Nothing becomes part of anything. It’s a sanity check that’s applied to any device that Sense thinks has turned on that exists for a variety of reasons. As a very simple explanation for how this check works:
Any time any device turns on the device model says “I expected this device to be using X watts”, Sense replies that the house is currently using Y watts in total with Z of it being reported by other devices. Provided that X + Z < Y, then Sense will show that device as being on. If X + Z > Y then Sense says “No, this model must be wrong, something else came on instead.”
Again, that’s a super simple explanation. The actual checks that are performed are a good deal more complex than that, but this is the basic principle behind the wattage check. If the Always On is over-reporting then it’s going to block Sense from saying that devices turned on until the total wattage in use is greater than the Always On + anything else that’s also running.

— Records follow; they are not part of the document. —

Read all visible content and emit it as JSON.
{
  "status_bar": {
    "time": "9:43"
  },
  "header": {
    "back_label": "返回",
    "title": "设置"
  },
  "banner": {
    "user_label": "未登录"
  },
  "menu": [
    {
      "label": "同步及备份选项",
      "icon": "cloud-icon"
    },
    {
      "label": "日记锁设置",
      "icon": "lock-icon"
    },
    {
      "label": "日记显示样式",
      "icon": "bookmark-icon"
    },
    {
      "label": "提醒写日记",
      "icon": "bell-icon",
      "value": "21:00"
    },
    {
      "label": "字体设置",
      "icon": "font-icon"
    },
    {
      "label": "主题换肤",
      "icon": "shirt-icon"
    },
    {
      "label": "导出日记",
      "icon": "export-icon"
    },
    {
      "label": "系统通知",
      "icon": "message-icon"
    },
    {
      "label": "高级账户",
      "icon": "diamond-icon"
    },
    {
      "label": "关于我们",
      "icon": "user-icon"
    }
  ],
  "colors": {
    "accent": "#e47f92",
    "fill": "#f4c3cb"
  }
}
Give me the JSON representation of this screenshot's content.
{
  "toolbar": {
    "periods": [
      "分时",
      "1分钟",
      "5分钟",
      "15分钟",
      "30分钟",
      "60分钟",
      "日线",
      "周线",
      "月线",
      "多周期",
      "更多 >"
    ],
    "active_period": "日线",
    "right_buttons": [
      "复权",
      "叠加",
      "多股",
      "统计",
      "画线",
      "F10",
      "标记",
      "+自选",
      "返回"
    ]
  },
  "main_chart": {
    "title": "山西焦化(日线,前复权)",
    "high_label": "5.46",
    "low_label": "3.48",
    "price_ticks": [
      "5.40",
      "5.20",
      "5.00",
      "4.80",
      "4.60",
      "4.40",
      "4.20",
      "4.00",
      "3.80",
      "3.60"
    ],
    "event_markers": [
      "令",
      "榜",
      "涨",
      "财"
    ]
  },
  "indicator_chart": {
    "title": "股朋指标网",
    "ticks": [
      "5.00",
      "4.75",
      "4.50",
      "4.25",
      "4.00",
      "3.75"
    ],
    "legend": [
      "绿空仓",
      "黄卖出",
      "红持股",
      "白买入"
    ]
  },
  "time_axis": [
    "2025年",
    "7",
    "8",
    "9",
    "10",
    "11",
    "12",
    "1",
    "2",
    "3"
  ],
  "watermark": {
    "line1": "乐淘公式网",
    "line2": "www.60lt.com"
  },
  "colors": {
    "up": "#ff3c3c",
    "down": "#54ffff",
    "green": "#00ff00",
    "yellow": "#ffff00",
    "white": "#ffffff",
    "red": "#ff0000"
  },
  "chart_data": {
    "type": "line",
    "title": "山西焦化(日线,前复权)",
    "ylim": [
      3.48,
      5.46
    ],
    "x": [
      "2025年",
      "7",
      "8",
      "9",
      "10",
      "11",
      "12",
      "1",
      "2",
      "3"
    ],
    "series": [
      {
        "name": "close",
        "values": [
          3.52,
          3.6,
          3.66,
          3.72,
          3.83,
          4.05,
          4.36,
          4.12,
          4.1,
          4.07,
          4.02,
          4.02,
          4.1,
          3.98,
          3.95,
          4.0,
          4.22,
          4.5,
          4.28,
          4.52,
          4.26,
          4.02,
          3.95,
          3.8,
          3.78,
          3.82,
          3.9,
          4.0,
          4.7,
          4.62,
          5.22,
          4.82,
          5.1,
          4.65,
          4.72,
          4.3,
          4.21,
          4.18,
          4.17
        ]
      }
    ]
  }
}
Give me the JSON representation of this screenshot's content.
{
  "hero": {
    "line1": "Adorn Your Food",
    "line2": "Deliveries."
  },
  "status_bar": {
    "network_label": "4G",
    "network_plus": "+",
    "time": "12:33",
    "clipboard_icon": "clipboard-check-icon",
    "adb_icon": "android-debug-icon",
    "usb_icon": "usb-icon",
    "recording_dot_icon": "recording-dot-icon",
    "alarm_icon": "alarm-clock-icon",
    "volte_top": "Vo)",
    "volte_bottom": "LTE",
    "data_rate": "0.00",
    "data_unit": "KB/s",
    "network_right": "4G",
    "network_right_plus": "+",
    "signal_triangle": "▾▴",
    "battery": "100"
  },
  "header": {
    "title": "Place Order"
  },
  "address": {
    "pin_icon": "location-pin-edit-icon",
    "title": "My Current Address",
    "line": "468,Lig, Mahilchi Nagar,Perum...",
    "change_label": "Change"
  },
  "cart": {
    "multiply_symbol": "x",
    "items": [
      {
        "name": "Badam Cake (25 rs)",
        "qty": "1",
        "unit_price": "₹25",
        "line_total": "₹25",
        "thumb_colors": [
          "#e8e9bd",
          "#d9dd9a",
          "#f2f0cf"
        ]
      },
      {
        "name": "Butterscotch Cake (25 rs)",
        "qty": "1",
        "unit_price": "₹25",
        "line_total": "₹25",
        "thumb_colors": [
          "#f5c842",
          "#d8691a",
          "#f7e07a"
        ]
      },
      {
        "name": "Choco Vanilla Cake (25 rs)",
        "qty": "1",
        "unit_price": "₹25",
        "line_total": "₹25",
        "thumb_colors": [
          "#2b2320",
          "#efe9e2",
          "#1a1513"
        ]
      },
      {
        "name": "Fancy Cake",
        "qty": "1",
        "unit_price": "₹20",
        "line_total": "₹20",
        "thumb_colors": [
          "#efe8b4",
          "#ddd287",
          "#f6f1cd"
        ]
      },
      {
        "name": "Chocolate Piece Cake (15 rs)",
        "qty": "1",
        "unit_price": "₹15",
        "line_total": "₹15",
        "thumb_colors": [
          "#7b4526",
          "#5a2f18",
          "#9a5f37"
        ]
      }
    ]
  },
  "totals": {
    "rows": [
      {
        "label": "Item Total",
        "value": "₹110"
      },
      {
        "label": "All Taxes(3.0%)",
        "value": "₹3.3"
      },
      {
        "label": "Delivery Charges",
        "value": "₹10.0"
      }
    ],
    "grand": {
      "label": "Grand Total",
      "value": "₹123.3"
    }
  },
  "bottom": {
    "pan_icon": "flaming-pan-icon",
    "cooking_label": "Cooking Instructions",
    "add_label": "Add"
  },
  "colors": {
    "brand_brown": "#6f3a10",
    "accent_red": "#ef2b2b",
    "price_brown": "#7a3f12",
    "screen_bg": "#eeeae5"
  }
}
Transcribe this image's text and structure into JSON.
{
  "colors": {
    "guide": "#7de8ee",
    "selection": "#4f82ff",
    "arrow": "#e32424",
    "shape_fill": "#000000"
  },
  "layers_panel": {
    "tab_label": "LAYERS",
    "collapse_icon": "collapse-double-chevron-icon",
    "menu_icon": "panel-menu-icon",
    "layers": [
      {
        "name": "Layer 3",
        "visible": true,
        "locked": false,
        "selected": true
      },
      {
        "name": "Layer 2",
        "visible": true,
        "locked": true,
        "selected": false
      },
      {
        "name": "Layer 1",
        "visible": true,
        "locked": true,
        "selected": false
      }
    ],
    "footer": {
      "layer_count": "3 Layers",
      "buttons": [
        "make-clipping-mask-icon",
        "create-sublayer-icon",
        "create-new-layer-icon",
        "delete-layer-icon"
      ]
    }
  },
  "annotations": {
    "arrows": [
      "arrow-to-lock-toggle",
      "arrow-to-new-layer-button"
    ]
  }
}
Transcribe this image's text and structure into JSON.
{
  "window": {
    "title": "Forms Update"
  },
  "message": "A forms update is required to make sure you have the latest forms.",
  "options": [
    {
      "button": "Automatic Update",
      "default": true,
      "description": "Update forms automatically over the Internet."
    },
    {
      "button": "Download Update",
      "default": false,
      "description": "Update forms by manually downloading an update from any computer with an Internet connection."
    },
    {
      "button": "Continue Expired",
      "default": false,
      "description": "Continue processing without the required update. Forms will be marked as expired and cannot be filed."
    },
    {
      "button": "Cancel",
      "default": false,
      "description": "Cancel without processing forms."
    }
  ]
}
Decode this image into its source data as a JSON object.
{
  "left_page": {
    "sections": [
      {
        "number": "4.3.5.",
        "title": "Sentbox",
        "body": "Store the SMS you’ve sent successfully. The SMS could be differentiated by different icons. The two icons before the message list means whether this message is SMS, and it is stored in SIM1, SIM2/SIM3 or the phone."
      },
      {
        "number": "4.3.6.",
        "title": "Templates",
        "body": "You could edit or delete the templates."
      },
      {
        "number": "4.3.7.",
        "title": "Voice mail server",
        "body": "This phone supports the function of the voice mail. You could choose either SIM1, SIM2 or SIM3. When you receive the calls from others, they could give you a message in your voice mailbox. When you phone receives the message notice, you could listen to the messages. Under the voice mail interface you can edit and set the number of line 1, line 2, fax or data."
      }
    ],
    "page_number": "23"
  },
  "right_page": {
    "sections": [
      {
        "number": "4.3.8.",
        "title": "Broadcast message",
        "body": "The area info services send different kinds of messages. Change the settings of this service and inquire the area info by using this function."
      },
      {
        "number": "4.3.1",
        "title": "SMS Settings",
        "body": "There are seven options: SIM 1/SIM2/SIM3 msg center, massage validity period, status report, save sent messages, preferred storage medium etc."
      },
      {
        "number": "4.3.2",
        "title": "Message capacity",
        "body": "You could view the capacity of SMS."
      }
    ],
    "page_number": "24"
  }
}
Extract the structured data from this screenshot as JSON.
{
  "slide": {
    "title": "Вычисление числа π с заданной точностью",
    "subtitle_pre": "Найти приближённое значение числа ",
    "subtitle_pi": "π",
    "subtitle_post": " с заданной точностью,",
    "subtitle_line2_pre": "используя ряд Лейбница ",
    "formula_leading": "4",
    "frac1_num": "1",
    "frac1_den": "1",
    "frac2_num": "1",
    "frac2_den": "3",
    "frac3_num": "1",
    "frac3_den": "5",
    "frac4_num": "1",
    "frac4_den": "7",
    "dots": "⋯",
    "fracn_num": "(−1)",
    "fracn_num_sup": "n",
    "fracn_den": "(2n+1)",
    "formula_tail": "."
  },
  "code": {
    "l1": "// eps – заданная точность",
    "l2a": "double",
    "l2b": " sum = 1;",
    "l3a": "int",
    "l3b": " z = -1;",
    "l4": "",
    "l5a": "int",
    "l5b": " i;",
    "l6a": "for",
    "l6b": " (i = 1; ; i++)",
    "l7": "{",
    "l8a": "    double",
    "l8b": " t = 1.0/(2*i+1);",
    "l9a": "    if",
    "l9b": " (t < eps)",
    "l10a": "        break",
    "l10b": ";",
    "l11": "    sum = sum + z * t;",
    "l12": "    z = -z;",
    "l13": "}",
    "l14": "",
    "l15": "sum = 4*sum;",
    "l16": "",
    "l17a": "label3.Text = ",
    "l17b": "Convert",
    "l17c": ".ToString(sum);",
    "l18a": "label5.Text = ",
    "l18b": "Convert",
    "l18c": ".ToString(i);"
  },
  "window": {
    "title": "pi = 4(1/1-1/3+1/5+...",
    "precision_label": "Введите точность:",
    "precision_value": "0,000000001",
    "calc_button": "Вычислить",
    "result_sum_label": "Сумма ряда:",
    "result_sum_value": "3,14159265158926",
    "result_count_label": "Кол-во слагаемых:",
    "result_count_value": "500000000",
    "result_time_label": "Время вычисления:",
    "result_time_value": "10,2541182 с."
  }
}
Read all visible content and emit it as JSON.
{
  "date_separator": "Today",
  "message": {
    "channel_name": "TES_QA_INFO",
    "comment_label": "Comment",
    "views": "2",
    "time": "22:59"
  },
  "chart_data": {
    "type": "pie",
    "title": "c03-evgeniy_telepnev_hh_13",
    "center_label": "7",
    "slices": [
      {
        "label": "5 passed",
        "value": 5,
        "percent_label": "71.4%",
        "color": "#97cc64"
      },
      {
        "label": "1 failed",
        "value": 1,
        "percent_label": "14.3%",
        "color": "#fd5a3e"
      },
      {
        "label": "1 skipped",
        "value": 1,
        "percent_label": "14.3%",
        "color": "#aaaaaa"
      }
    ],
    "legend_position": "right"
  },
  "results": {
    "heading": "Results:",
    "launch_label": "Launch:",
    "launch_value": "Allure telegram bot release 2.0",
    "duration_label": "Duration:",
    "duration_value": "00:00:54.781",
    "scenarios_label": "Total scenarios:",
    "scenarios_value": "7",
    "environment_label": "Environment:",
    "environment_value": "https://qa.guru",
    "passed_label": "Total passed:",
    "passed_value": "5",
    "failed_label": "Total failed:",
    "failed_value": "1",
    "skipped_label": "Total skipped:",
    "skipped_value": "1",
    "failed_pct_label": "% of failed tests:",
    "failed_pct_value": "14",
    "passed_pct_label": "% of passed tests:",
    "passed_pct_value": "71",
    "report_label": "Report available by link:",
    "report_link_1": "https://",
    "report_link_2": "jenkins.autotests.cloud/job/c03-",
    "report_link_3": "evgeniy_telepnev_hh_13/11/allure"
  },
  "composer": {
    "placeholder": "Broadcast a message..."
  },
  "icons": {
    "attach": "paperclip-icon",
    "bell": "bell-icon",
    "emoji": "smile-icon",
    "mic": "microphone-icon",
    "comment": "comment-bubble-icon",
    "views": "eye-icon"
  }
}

Sense does not put this power into your Always On. The Always On value is not going to change, it is not going to grow, and the power from those devices was not previously being tabulated into the Always On.
In 99% of user cases, the Always On value should never be over reporting. This will only happen if there are devices which are left on for 20+ hours which then get calculated into your Always On value and then you turn those devices off. Until the next period wherein the Always On recalculates the value for Always On will be higher than it should. It’s super rare for this to ever be significantly higher than what the actual Always On value should be.
So, yes, if you forget that you left your basement lights on which use 200 watts and then turn them off a day later, they are going to get converted into Always On value for a time until after you’ve shut them off. During that time period, it’s probably likely for Sense to miss some things like your fridge turning on, but even that is more rare because there’s some fuzzy logic in how Sense allows for over-reporting from devices so if there’s some other light in the house that’s using 120 watts that’s on, then your fridge will probably report fine because Sense won’t care that the total device usage is 80 watts or so off from the overall usage.
Again, that’s simplified. The fuzzy leeway that Sense allows isn’t any set specific value, it depends on a lot of other factors. And none of this even factors in smart plugs which are a completely different thing.
Regardless of all this, the Always On value for a home should be relatively stable and consistent. If you are noticing that your Always On in changing by high values throughout the day or day to day; certainly check with our support team to make sure there isn’t a bug in the app or in the detection of something, but outside of a bug it’s caused much more by how you are using energy. There’s something that’s being left on for far longer than it probably should be, and I’d certainly consider that a vampire load.